● Exercise prompt: Please repeat the data below exactly, with the pictures removed.

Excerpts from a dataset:
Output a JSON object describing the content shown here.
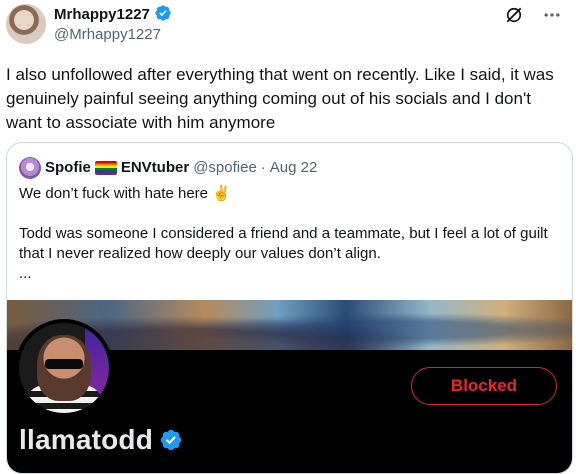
{
  "post": {
    "author_name": "Mrhappy1227",
    "author_handle": "@Mrhappy1227",
    "text": "I also unfollowed after everything that went on recently. Like I said, it was genuinely painful seeing anything coming out of his socials and I don't want to associate with him anymore"
  },
  "icons": {
    "verified": "verified-badge-icon",
    "grok": "grok-icon",
    "more": "more-icon"
  },
  "quote": {
    "author_name": "Spofie",
    "flag": "rainbow-flag-emoji",
    "author_name_suffix": "ENVtuber",
    "handle": "@spofiee",
    "separator": "·",
    "date": "Aug 22",
    "line1": "We don’t fuck with hate here ✌️",
    "line2": "Todd was someone I considered a friend and a teammate, but I feel a lot of guilt that I never realized how deeply our values don’t align.",
    "ellipsis": "..."
  },
  "profile_card": {
    "name": "llamatodd",
    "blocked_label": "Blocked"
  },
  "colors": {
    "verified_blue": "#1d9bf0",
    "blocked_red": "#f4212e",
    "secondary_text": "#536471"
  }
}
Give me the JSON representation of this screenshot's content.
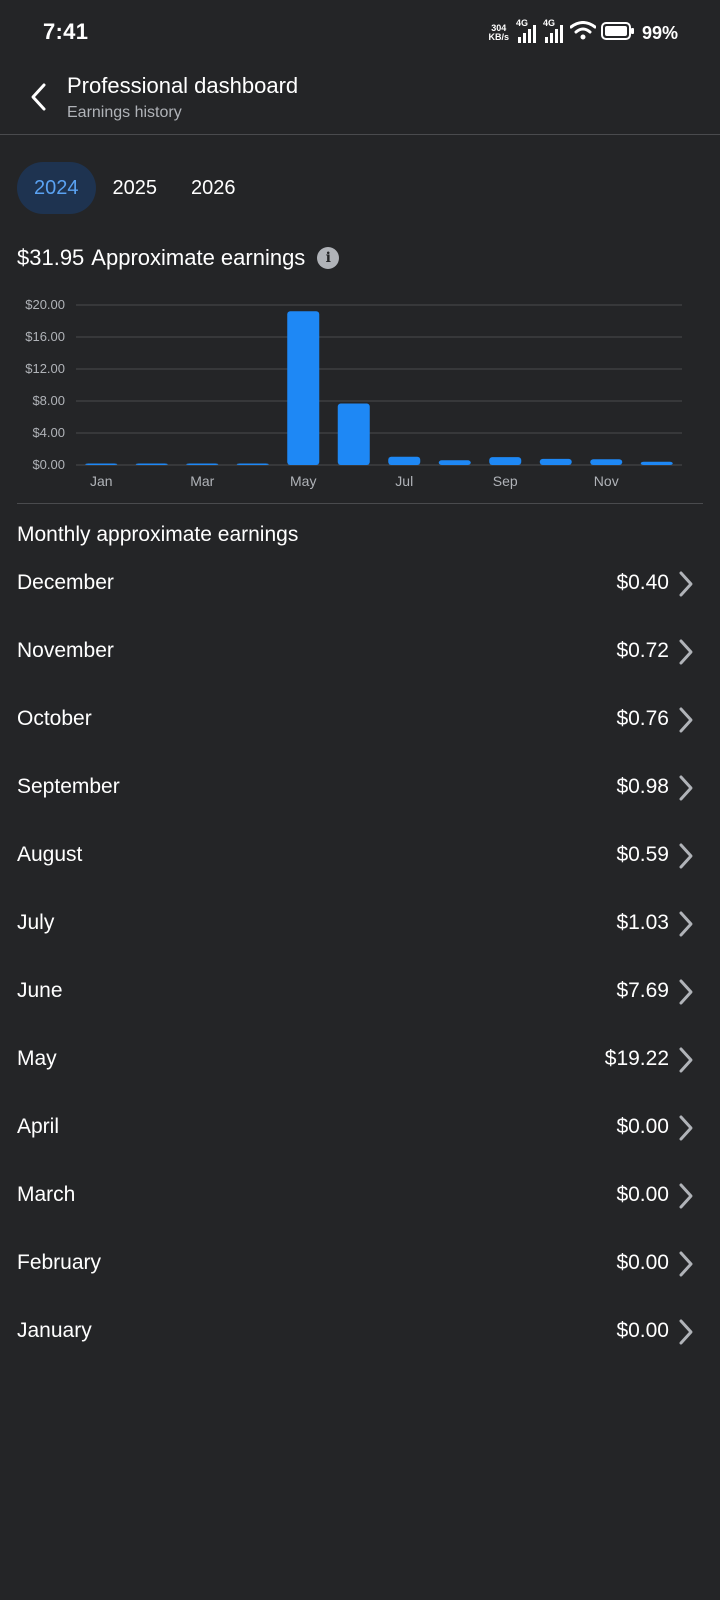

● Solved exercise:
Output a JSON object describing the content shown here.
{
  "post": {
    "author_name": "Mrhappy1227",
    "author_handle": "@Mrhappy1227",
    "text": "I also unfollowed after everything that went on recently. Like I said, it was genuinely painful seeing anything coming out of his socials and I don't want to associate with him anymore"
  },
  "icons": {
    "verified": "verified-badge-icon",
    "grok": "grok-icon",
    "more": "more-icon"
  },
  "quote": {
    "author_name": "Spofie",
    "flag": "rainbow-flag-emoji",
    "author_name_suffix": "ENVtuber",
    "handle": "@spofiee",
    "separator": "·",
    "date": "Aug 22",
    "line1": "We don’t fuck with hate here ✌️",
    "line2": "Todd was someone I considered a friend and a teammate, but I feel a lot of guilt that I never realized how deeply our values don’t align.",
    "ellipsis": "..."
  },
  "profile_card": {
    "name": "llamatodd",
    "blocked_label": "Blocked"
  },
  "colors": {
    "verified_blue": "#1d9bf0",
    "blocked_red": "#f4212e",
    "secondary_text": "#536471"
  }
}
Give me the JSON representation of this screenshot's content.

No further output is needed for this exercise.